With any project I work on, I often try to find inspiration by coming up with a single shot that will represent the film as a whole. The shot of Young El Gallo silhouetted on a hilltop was the first shot that came to me. I pictured a vulnerable child against a barren landscape, stripped of hope and of his childhood. This shot for me set the whole tone of the flashbacks when we see El Gallo as a child.
We were in Hermosillo for about a week. To shoot all of the young El Gallo recreation scenes like the crumbling house, the boxing tree and the training facility we had to make existing locations in Hermosillo work for us. Luckily we happened across an abandoned casino “Casino del Diablo,” which is where we shot the crumbling house, and the tree scene. We used the gym that El Gallo actually trained at when he was a kid as well as the boxing gym where he trains today.
For our shoot in Mexico, our DP Alejandro A. Wilkins did a series of camera and lens tests (thanks to Camtec LA) and we ended up opting to shoot on the Arri Alexa Mini with Kowa Anamorphics. The film is a mix of traditional hand-held photography along with gimbal work, utilizing the Movi Pro. We thought the vintage glass provided a nice softness to the image that we needed for the flashback sequences, but also added a bit of character and grit to the training sequences as well.

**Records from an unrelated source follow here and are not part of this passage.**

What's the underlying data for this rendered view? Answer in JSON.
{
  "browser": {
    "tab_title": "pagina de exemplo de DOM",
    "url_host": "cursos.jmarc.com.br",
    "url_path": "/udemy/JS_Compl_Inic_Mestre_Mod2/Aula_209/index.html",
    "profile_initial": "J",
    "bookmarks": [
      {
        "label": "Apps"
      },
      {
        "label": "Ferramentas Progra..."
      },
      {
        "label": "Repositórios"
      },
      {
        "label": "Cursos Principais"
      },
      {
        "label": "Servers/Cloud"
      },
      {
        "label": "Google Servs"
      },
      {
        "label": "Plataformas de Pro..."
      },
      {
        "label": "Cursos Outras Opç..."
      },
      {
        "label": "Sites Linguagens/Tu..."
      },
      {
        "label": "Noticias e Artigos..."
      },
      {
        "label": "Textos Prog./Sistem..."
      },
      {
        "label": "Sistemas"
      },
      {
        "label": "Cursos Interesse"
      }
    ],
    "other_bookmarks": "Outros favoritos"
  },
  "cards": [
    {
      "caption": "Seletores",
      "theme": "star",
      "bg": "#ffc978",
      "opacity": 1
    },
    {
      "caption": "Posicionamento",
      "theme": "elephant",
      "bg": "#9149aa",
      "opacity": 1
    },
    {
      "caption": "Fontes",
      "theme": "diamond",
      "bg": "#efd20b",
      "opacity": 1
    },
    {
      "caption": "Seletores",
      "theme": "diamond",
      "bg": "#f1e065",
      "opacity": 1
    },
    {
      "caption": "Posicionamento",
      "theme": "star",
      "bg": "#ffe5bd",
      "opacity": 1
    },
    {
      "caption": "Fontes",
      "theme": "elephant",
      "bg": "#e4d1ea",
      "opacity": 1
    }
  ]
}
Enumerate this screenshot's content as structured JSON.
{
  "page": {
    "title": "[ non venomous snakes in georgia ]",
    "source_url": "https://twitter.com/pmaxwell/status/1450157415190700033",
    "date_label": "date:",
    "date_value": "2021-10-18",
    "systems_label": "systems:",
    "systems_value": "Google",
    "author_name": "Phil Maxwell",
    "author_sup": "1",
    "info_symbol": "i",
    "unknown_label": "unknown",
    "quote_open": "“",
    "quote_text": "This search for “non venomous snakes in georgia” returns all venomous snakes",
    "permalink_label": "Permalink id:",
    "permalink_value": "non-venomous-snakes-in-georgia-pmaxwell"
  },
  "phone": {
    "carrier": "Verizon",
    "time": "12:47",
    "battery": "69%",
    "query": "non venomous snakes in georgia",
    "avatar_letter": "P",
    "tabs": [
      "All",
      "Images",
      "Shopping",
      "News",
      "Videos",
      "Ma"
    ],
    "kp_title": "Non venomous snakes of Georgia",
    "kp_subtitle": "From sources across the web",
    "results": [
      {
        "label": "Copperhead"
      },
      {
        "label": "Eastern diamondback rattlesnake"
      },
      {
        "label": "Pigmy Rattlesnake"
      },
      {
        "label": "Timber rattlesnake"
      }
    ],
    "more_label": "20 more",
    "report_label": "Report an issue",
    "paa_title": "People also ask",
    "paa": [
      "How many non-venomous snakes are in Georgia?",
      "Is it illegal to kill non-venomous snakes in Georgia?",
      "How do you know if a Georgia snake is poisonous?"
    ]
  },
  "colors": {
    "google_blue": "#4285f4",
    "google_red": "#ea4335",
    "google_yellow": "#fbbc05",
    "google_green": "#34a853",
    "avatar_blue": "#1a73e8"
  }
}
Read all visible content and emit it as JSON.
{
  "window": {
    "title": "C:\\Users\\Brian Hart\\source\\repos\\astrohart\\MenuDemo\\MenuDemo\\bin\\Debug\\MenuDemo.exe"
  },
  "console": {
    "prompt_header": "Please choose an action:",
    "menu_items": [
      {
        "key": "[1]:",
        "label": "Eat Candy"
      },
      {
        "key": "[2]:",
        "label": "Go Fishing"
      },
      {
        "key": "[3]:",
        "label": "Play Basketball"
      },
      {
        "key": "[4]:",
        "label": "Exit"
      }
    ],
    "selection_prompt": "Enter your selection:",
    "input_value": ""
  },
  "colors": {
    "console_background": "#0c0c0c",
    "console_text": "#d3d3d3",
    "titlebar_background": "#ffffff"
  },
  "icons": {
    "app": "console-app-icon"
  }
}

The fight night sequences were a mix of the RED footage along with HBO and DAZN’s broadcast footage. We decided to shoot on the Red Weapon Helium and an Angenieux EZ-1 zoom lens. We wanted the fight to be captured on modern glass and the ridiculously high resolution of that camera to give the fight night a crisp look and visually separate it from the rest of the film. The 8K resolution also allowed for reframing in post.
When he lost the fight in a very close decision it was a proverbial gut punch.
As most films tend to be, making this one was an emotional roller-coaster. After shooting the film in Mexico, we came back to the states awaiting the big fight at The Forum in Inglewood, CA. We had shot an ending where young El Gallo celebrated a victory, which we were going to intercut with HBO footage of El Gallo winning the title. (Spoiler Alert) When he lost the fight in a very close decision it was a proverbial gut punch. We’d have to wait until their inevitable rematch to get the ending we always wanted – which happily, we now have.
Editorial was a huge obstacle for me personally as I don’t speak Spanish. I happened upon this killer post house, TruLove Post in LA that does a lot of Spanish speaking content. They were a one stop shop for the edit, sound design and music composition and we never could’ve made the film without their tireless work.
El Gallo is definitely the most exciting and meaningful film I’ve ever done. Most of my documentary work has been in advertising and this is the first time I’ve been able to tell a person’s story in a way that best captures the essence of their character and life story, without commercial interests shifting the focus.